For 52-year-old Matt, from Sprotbrough, seeing the famous steam loco Mallard is a moving experience, as it is the closest thing he has to a memorial to the world record holding great grandfather he never met.
Matt’s great grandfather was Joe Duddington – the man who drove the famous steam engine at 126mph when it set the world speed record in 1938.
Joe died in 1953 – and his body lies in an unmarked grave at Hyde Park Cemetery, Doncaster. The Doncaster Free Press is campaigning with Friends of Hyde Park Cemetery for a memorial headstone there to mark his achievement.
Until recently, Matt, a sales manager at a car dealership, did not know where his great grandad was buried. He is grateful to research from the friends group for finding the plot.
"To know where he is buried is massive for me,” he said. “I thought there was nothing to remember him by in Doncaster, the man who was hand picked for the record breaking run.
"If it hadn’t been for the man on the footplate having the guts to do it, the record may not have happened. If it hadn’t been for him, no one would have heard of Mallard.
“We have always been proud of him, and it brings a tear to my eye to see Mallard, and to have sat where he sat on the footplate. For me, it’s a very emotional thing.

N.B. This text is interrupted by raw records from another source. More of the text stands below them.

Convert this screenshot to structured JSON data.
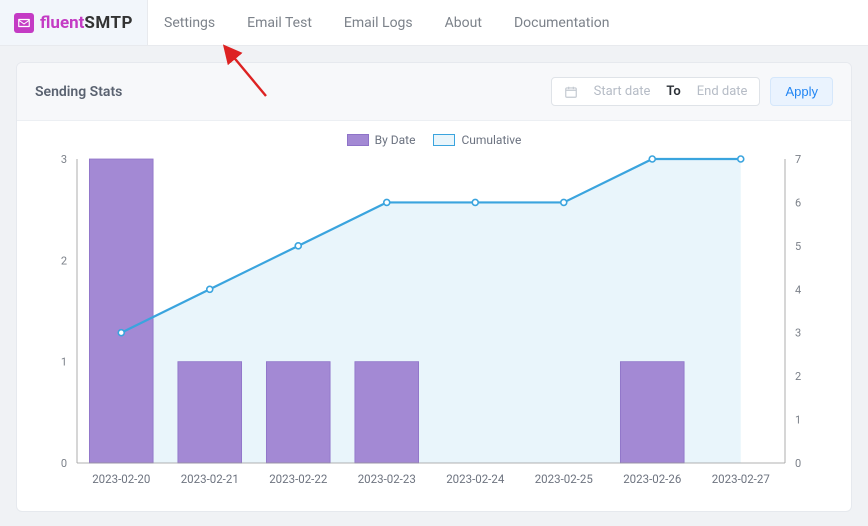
{
  "brand": {
    "name_part1": "fluent",
    "name_part2": "SMTP"
  },
  "nav": {
    "items": [
      {
        "label": "Settings"
      },
      {
        "label": "Email Test"
      },
      {
        "label": "Email Logs"
      },
      {
        "label": "About"
      },
      {
        "label": "Documentation"
      }
    ]
  },
  "panel": {
    "title": "Sending Stats"
  },
  "date_filter": {
    "start_placeholder": "Start date",
    "to_label": "To",
    "end_placeholder": "End date",
    "apply_label": "Apply"
  },
  "legend": {
    "bar": "By Date",
    "line": "Cumulative"
  },
  "chart_data": {
    "type": "bar+line",
    "categories": [
      "2023-02-20",
      "2023-02-21",
      "2023-02-22",
      "2023-02-23",
      "2023-02-24",
      "2023-02-25",
      "2023-02-26",
      "2023-02-27"
    ],
    "series": [
      {
        "name": "By Date",
        "type": "bar",
        "axis": "left",
        "values": [
          3,
          1,
          1,
          1,
          0,
          0,
          1,
          0
        ]
      },
      {
        "name": "Cumulative",
        "type": "line",
        "axis": "right",
        "values": [
          3,
          4,
          5,
          6,
          6,
          6,
          7,
          7
        ]
      }
    ],
    "y_left": {
      "min": 0,
      "max": 3,
      "step": 1
    },
    "y_right": {
      "min": 0,
      "max": 7,
      "step": 1
    },
    "colors": {
      "bar": "#a389d4",
      "line": "#3aa4de",
      "area": "#e9f5fb"
    }
  }
}
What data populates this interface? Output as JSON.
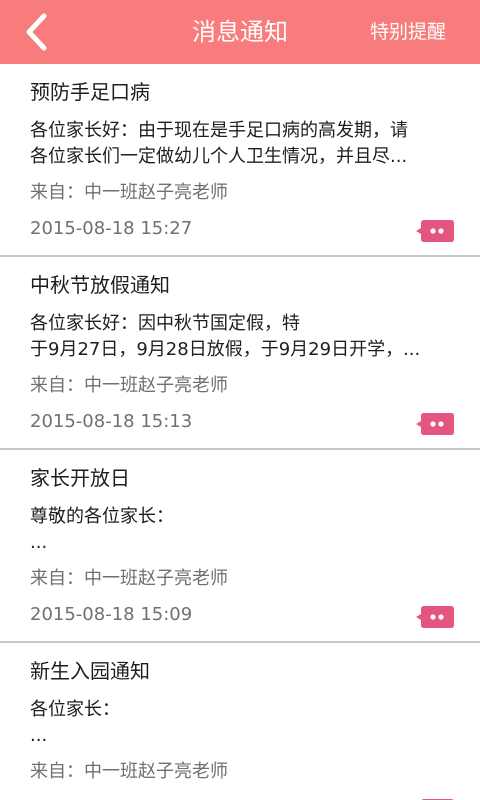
{
  "header": {
    "title": "消息通知",
    "action_label": "特别提醒"
  },
  "colors": {
    "header_bg": "#f87c7c",
    "icon_pink": "#e4567f"
  },
  "icons": {
    "back": "chevron-left-icon",
    "message": "chat-bubble-icon"
  },
  "notices": [
    {
      "title": "预防手足口病",
      "body_line1": "各位家长好：由于现在是手足口病的高发期，请",
      "body_line2": "各位家长们一定做幼儿个人卫生情况，并且尽...",
      "from": "来自：中一班赵子亮老师",
      "time": "2015-08-18 15:27"
    },
    {
      "title": "中秋节放假通知",
      "body_line1": "各位家长好：因中秋节国定假，特",
      "body_line2": "于9月27日，9月28日放假，于9月29日开学，...",
      "from": "来自：中一班赵子亮老师",
      "time": "2015-08-18 15:13"
    },
    {
      "title": "家长开放日",
      "body_line1": "尊敬的各位家长：",
      "body_line2": "...",
      "from": "来自：中一班赵子亮老师",
      "time": "2015-08-18 15:09"
    },
    {
      "title": "新生入园通知",
      "body_line1": "各位家长：",
      "body_line2": "...",
      "from": "来自：中一班赵子亮老师",
      "time": ""
    }
  ]
}
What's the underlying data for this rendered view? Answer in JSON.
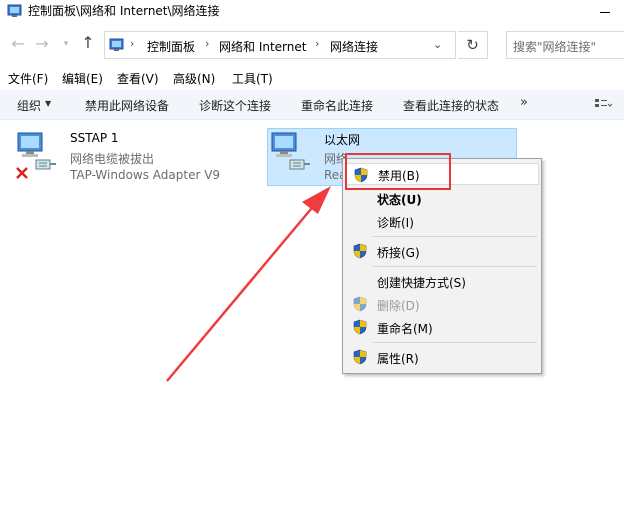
{
  "window": {
    "title": "控制面板\\网络和 Internet\\网络连接"
  },
  "nav": {
    "back_glyph": "←",
    "forward_glyph": "→",
    "recent_glyph": "▾",
    "up_glyph": "↑",
    "breadcrumbs": [
      "控制面板",
      "网络和 Internet",
      "网络连接"
    ],
    "crumb_separator": "›",
    "address_dropdown_glyph": "⌄",
    "refresh_glyph": "↻",
    "search_placeholder": "搜索\"网络连接\""
  },
  "menubar": {
    "items": [
      "文件(F)",
      "编辑(E)",
      "查看(V)",
      "高级(N)",
      "工具(T)"
    ]
  },
  "commandbar": {
    "items": [
      "组织",
      "禁用此网络设备",
      "诊断这个连接",
      "重命名此连接",
      "查看此连接的状态"
    ],
    "caret_glyph": "▼",
    "more_glyph": "»"
  },
  "connections": [
    {
      "name": "SSTAP 1",
      "status": "网络电缆被拔出",
      "adapter": "TAP-Windows Adapter V9",
      "disconnected": true
    },
    {
      "name": "以太网",
      "status": "网络",
      "adapter": "Rea",
      "disconnected": false
    }
  ],
  "context_menu": {
    "items": [
      {
        "label": "禁用(B)",
        "shield": true,
        "bold": false,
        "disabled": false
      },
      {
        "label": "状态(U)",
        "shield": false,
        "bold": true,
        "disabled": false
      },
      {
        "label": "诊断(I)",
        "shield": false,
        "bold": false,
        "disabled": false
      },
      {
        "label": "桥接(G)",
        "shield": true,
        "bold": false,
        "disabled": false
      },
      {
        "label": "创建快捷方式(S)",
        "shield": false,
        "bold": false,
        "disabled": false
      },
      {
        "label": "删除(D)",
        "shield": true,
        "bold": false,
        "disabled": true
      },
      {
        "label": "重命名(M)",
        "shield": true,
        "bold": false,
        "disabled": false
      },
      {
        "label": "属性(R)",
        "shield": true,
        "bold": false,
        "disabled": false
      }
    ]
  },
  "colors": {
    "selection_bg": "#cce8ff",
    "highlight_red": "#e8373b",
    "shield_blue": "#2a63c5",
    "shield_yellow": "#f2c200"
  }
}
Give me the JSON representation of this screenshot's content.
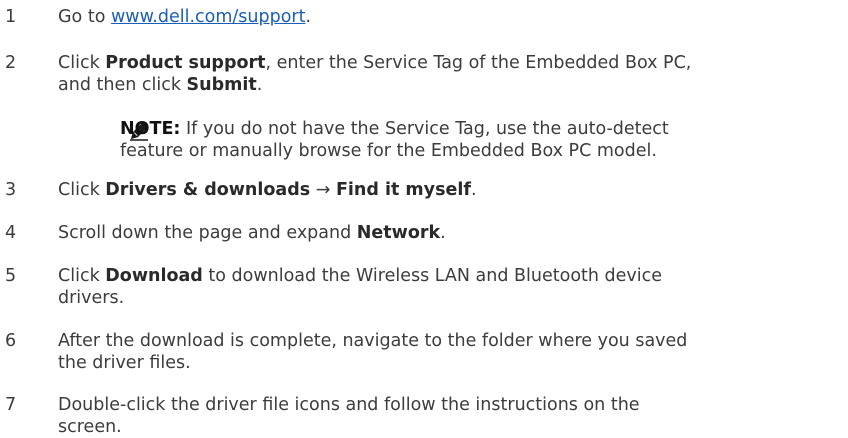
{
  "steps": [
    {
      "num": "1",
      "pre": "Go to ",
      "link": "www.dell.com/support",
      "post": "."
    },
    {
      "num": "2",
      "t1": "Click ",
      "b1": "Product support",
      "t2": ", enter the Service Tag of the Embedded Box PC,",
      "t3": "and then click ",
      "b2": "Submit",
      "t4": "."
    },
    {
      "num": "3",
      "t1": "Click ",
      "b1": "Drivers & downloads",
      "t2": " → ",
      "b2": "Find it myself",
      "t3": "."
    },
    {
      "num": "4",
      "t1": "Scroll down the page and expand ",
      "b1": "Network",
      "t2": "."
    },
    {
      "num": "5",
      "t1": "Click ",
      "b1": "Download",
      "t2": " to download the Wireless LAN and Bluetooth device",
      "t3": "drivers."
    },
    {
      "num": "6",
      "l1": "After the download is complete, navigate to the folder where you saved",
      "l2": "the driver files."
    },
    {
      "num": "7",
      "l1": "Double-click the driver file icons and follow the instructions on the",
      "l2": "screen."
    }
  ],
  "note": {
    "icon": "pencil-icon",
    "label": "NOTE:",
    "l1": " If you do not have the Service Tag, use the auto-detect",
    "l2": "feature or manually browse for the Embedded Box PC model."
  }
}
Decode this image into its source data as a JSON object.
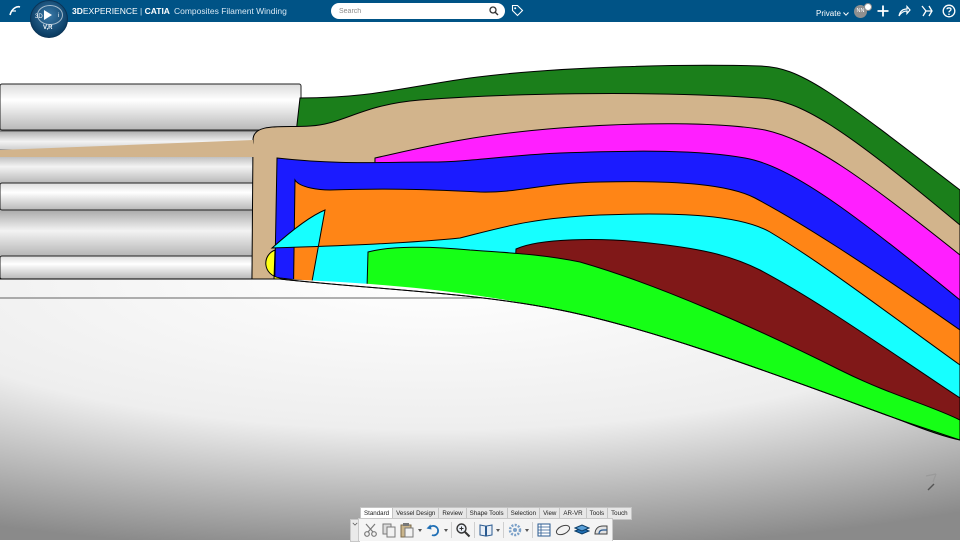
{
  "header": {
    "brand_bold": "3D",
    "brand_rest": "EXPERIENCE",
    "separator": " | ",
    "app_name": "CATIA",
    "app_role": "Composites Filament Winding",
    "compass": {
      "label_3d": "3D",
      "label_v": "V,R",
      "label_i": "i"
    },
    "search": {
      "placeholder": "Search",
      "value": ""
    },
    "collab_space": "Private",
    "user_initials": "NN",
    "icons": [
      "ds-logo",
      "search-icon",
      "tag-icon",
      "chevron-down-icon",
      "add-icon",
      "share-icon",
      "community-icon",
      "help-icon"
    ]
  },
  "viewport": {
    "background": "#ffffff",
    "ply_colors": [
      "#1b7f1b",
      "#d2b48c",
      "#ff1fff",
      "#1b1bff",
      "#ff8516",
      "#16ffff",
      "#801818",
      "#16ff16",
      "#ffff16"
    ]
  },
  "action_bar": {
    "tabs": [
      "Standard",
      "Vessel Design",
      "Review",
      "Shape Tools",
      "Selection",
      "View",
      "AR-VR",
      "Tools",
      "Touch"
    ],
    "active_tab": "Standard",
    "tools": [
      "cut-icon",
      "copy-icon",
      "paste-icon",
      "undo-icon",
      "zoom-icon",
      "book-icon",
      "gear-icon",
      "table-icon",
      "ellipse-icon",
      "layers-icon",
      "vessel-icon"
    ]
  },
  "colors": {
    "topbar": "#005386",
    "accent": "#0a6fb5"
  }
}
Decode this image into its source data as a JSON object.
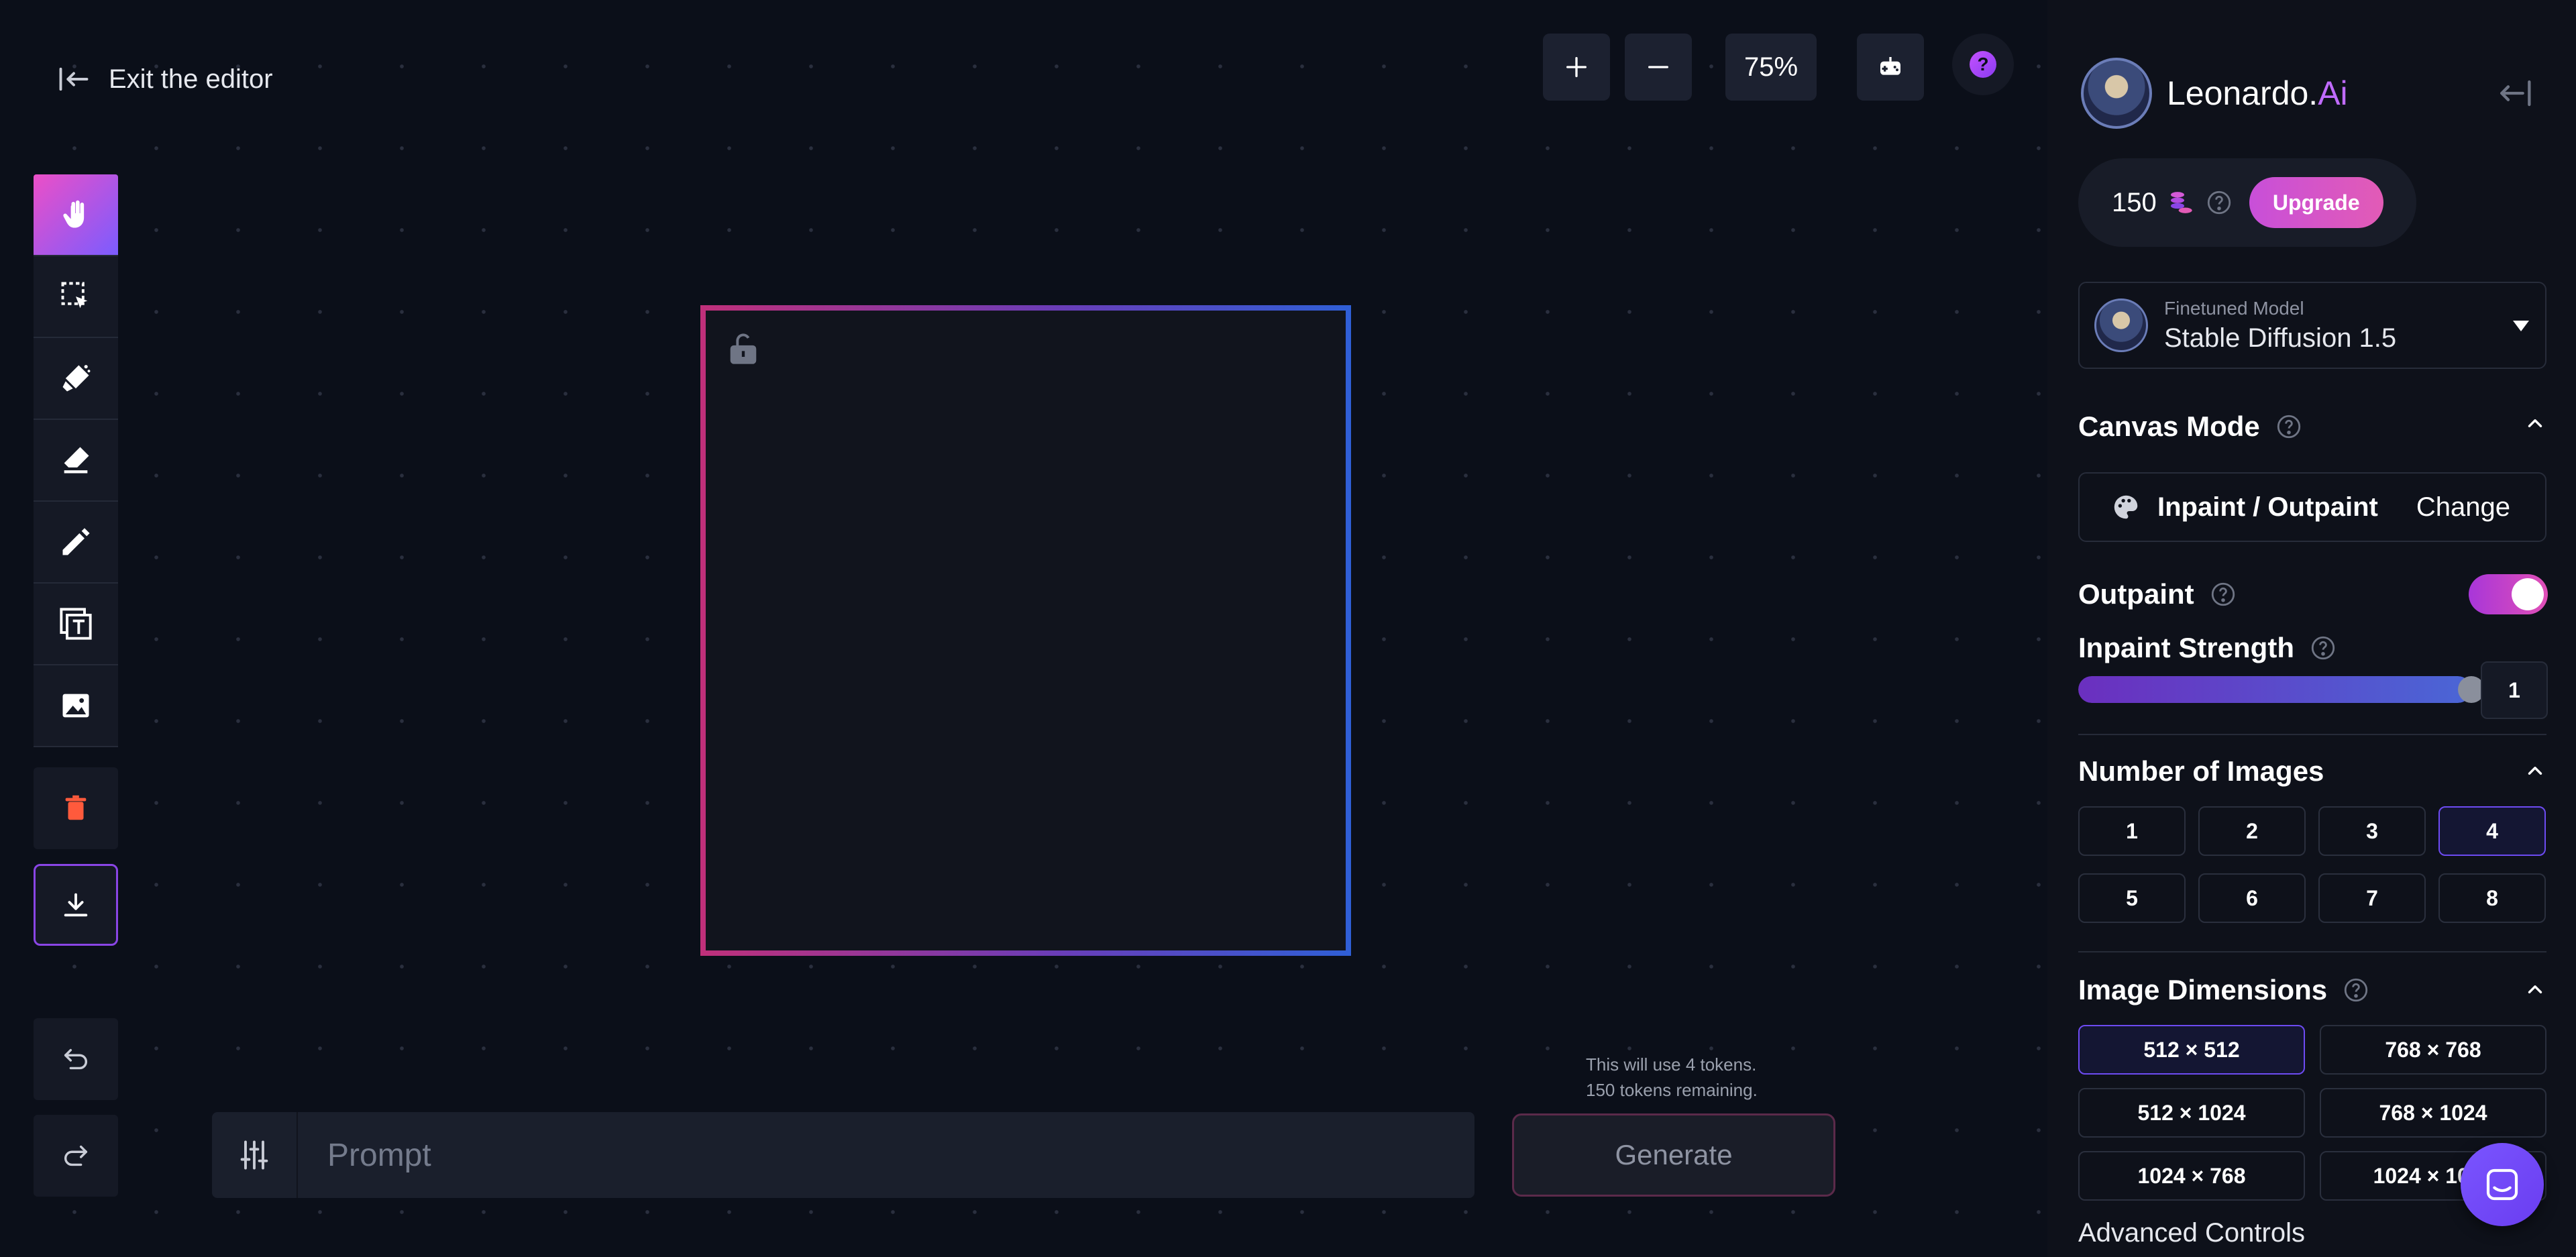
{
  "header": {
    "exit_label": "Exit the editor"
  },
  "zoom": {
    "plus_icon": "plus-icon",
    "minus_icon": "minus-icon",
    "level": "75%"
  },
  "toolbar": {
    "tools": [
      "pan-hand-icon",
      "select-icon",
      "draw-mask-icon",
      "eraser-icon",
      "pencil-icon",
      "text-icon",
      "image-icon"
    ],
    "delete_icon": "trash-icon",
    "download_icon": "download-icon",
    "undo_icon": "undo-icon",
    "redo_icon": "redo-icon"
  },
  "prompt": {
    "placeholder": "Prompt",
    "value": ""
  },
  "tokens": {
    "line1": "This will use 4 tokens.",
    "line2": "150 tokens remaining."
  },
  "generate_label": "Generate",
  "panel": {
    "brand_name": "Leonardo.",
    "brand_suffix": "Ai",
    "credits": "150",
    "upgrade_label": "Upgrade",
    "model": {
      "label": "Finetuned Model",
      "value": "Stable Diffusion 1.5"
    },
    "canvas_mode": {
      "title": "Canvas Mode",
      "value": "Inpaint / Outpaint",
      "change_label": "Change"
    },
    "outpaint": {
      "label": "Outpaint",
      "enabled": true
    },
    "inpaint_strength": {
      "label": "Inpaint Strength",
      "value": "1",
      "fraction": 1.0
    },
    "num_images": {
      "title": "Number of Images",
      "options": [
        "1",
        "2",
        "3",
        "4",
        "5",
        "6",
        "7",
        "8"
      ],
      "selected": "4"
    },
    "dimensions": {
      "title": "Image Dimensions",
      "options": [
        "512 × 512",
        "768 × 768",
        "512 × 1024",
        "768 × 1024",
        "1024 × 768",
        "1024 × 1024"
      ],
      "selected": "512 × 512"
    },
    "advanced_label": "Advanced Controls"
  },
  "colors": {
    "background": "#0b0f19",
    "accent_pink": "#e14fb6",
    "accent_purple": "#7b5cff",
    "brand_ai": "#c06bff"
  }
}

"He died in 1953, so all I have is stories from my grandmother, The story was that for him, it was just a day at the office – driving trains was his job. There must be other relatives I’m not in touch with who are equally proud. I’m Doncaster born and bred, as was he. I think we should be very proud that he came from Doncaster.”
Former Woodfield primary and Balby Carr comprehensive pupil Matt added: “When I was at school, if ever asked if there was something interesting about myself I could tell the others, it was that my great granddad was a train driver and is in the Guinness Book of Records. People had heard of Mallard.
"But he was the driver. Everyone knows of Donald Campbell and Bluebird. It should be the same with Joseph Duddington and Mallard. I felt he should have some sort of recognition."
The Free Press photographed Matt on his first visit to the site of his great grandfather’s grave, which he admits he found moving. His grave was never discussed during his childhood.
He is backing the campaign.
“It means a lot to see the Free Press backing this,” he said. “It is Doncaster’s newspaper, so it is touching.
"My grandfather was never bothered about publicity. But we all should be proud that it’s someone from Doncaster who set that record.”
We are looking to help the Friends of Hyde Park Cemetery raise an initial £2,000 to pay for a memorial with stories over the coming weeks. Anything raised beyond that will be used to help further explain what Joe did.
Log onto www.fohpc.org.uk/duddington to donate.